EXERCISE PROMPT:
Where in the data below does the word "name" appear? Copy each line that holds it.

*** Opening of MATERIAL FOR THIS TASK ***

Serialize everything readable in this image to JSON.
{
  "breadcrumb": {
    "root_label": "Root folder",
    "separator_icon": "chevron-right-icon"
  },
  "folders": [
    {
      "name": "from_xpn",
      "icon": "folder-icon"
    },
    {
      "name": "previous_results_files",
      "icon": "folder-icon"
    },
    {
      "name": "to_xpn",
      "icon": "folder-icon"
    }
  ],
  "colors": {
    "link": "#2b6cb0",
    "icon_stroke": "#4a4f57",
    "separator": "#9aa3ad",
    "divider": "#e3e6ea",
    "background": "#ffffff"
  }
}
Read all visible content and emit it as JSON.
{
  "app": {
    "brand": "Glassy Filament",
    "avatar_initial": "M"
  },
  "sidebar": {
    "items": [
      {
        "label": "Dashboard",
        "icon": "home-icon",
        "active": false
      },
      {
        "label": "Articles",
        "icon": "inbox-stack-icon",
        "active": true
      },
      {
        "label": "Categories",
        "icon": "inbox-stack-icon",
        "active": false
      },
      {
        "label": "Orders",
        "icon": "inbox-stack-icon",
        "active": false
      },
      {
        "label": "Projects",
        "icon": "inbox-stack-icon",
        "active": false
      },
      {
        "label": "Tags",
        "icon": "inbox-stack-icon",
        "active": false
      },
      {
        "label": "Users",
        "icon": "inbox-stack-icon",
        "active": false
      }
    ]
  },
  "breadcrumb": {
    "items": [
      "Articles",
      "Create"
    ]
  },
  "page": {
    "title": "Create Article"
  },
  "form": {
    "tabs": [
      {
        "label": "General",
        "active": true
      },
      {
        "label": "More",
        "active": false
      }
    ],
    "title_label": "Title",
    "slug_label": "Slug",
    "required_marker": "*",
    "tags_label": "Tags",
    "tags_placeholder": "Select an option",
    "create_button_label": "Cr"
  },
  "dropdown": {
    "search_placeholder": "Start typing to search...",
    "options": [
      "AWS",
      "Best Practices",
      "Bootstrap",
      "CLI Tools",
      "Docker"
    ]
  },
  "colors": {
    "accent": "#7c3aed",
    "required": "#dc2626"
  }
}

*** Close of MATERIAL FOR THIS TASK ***

RESPONSE BOX:
      "name": "from_xpn",
      "name": "previous_results_files",
      "name": "to_xpn",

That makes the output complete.